Those Microsoft Office programs, along with the Google Chrome browser and Adobe apps, are subsequently the most frequently installed Mac programs according to Setapp’s survey, as reflected in the word cloud diagram in Figure B.
What are the most important considerations for Mac users when selecting a new app?
Based on the survey, the answer is features (47%) and security (45%). A Mac application’s price (38%) and its corresponding user experience and interface (37%) are the next most-important factors, followed closely by privacy and personal data management practices (35%). An application designer’s reputation (17%) was ranked almost last, greater only than Other (1%).
Many respondents feel that automatic updates (46%) and a desire not to overload their Macs with superfluous programs (43%) are important purchase considerations. Some 55% of respondents feel more strongly that high-quality Mac apps cost money, and they are ready to pay a corresponding price (Figure C).

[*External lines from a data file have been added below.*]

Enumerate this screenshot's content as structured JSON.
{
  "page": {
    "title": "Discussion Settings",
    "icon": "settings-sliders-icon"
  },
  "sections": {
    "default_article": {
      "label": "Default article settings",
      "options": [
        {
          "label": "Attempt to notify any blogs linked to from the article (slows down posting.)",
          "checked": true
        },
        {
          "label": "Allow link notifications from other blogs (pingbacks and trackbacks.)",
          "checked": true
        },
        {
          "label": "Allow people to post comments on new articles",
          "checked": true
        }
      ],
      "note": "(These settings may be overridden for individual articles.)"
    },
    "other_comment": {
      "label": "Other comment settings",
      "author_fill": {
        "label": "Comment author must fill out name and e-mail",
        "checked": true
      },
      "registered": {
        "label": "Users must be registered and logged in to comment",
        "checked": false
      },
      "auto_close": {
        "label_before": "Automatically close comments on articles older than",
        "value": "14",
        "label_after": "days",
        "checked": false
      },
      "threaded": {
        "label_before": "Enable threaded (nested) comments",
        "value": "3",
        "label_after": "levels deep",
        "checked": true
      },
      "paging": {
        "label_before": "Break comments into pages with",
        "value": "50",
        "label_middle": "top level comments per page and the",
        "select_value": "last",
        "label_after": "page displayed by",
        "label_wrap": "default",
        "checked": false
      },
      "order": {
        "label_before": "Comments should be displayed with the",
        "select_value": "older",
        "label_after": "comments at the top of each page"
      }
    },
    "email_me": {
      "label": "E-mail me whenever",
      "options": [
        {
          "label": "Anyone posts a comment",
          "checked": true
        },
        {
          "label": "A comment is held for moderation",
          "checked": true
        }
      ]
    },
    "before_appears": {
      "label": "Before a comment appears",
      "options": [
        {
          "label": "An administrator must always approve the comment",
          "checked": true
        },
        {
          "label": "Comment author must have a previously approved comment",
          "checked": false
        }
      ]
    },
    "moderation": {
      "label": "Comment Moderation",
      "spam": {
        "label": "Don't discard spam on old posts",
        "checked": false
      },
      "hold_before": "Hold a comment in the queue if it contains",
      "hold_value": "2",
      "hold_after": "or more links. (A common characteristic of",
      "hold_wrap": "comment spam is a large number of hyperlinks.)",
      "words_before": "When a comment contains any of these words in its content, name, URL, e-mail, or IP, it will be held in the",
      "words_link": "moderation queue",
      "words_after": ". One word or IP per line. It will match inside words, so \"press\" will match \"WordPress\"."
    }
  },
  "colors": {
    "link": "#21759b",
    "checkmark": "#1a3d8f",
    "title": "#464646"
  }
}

Some 42% of survey respondents indicate they prefer cross-platform apps. When purchasing a program, respondents prefer to receive all versions, including web and iOS editions. This does not surprise me: I find it simplifies licensing and software administration, particularly within SMBs, where multiple seats and licenses are typically in play.
When purchasing new Mac apps, the average cost a Mac user spends per year is $139. Respondents also average possessing nine paid apps on their Mac computers. Setapp notes that not all respondents differentiated between the apps they purchase and the amount they spend on in-app purchases.
While I wouldn’t expect users to have to purchase the same apps year after year, the total of $139 is lower than I anticipated. Programs I’ve come to depend upon, such as iA Writer ($49.99 for Mac and another $49.99 for iOS and iPadOS) and Pixelmator Pro ($39.99) quickly add up.
Still, with an average purchase total of $139 for Mac apps, the typical business pro using a Mac should find such a budget permits purchasing a number of reliable apps, which may not require paying to update again for years — though I fear that trend is changing.
What are Mac users’ preferences for lifetime app licenses vs subscriptions?
Although it’s only fair that developers continue to get paid, I’m learning the days of purchasing an application once within the App Store and being done are likely over. I’ve already adjusted to the fact I simply need to pay Microsoft a yearly fee for access to its productivity suite, and when professional needs require, I do the same with Adobe’s Creative Cloud suite. That doesn’t mean other Mac users appreciate having to purchase software subscriptions, though.
Some 36% of respondents said they prefer one-time lifetime licenses. Only 17% prefer annual subscriptions, with monthly subscriptions favored even less (13%).
SEE: Setapp’s Mac software service confirms app subscriptions are here to stay (TechRepublic)
While I no longer defer paying for a Mac app I use, that’s not universally true. Setapp’s Mac app survey confirms Mac users resist purchasing an application if the app is expensive, free alternatives are available or they’re uncertain they’ll need to regularly use the program.
Sometimes free apps suffice, but experience has taught me developers often place premium features such as the ability to print or make edits to a file behind a paywall. Once I know I need a software app and it becomes necessary to fulfill daily functions, I’ve learned paying the license fee speeds my workflows and proves more effective than continuing to try to save funds by leveraging a free but limited app or repeatedly seeking trial versions.
How important is M1/M2 chip support when buying Mac apps?
The fact that Macs are increasingly powered by Apple Silicon is impacting app selection, too. Most survey respondents indicate it is very important (55%) or somewhat important (35%) that the Mac apps they purchase boast native M1 and M2 chip support.
Setapp’s Mac app survey methodology
The Setapp survey was conducted online. More than 600 Mac users located in the U.S. aged 18 or older responded. Some 45% of respondents said they use a MacBook Pro, while MacBook Airs (34%), Mac Pros (23%), iMacs (20%), Mac minis (6%) and Mac Studios (6%) composed the remainder.
Source of Article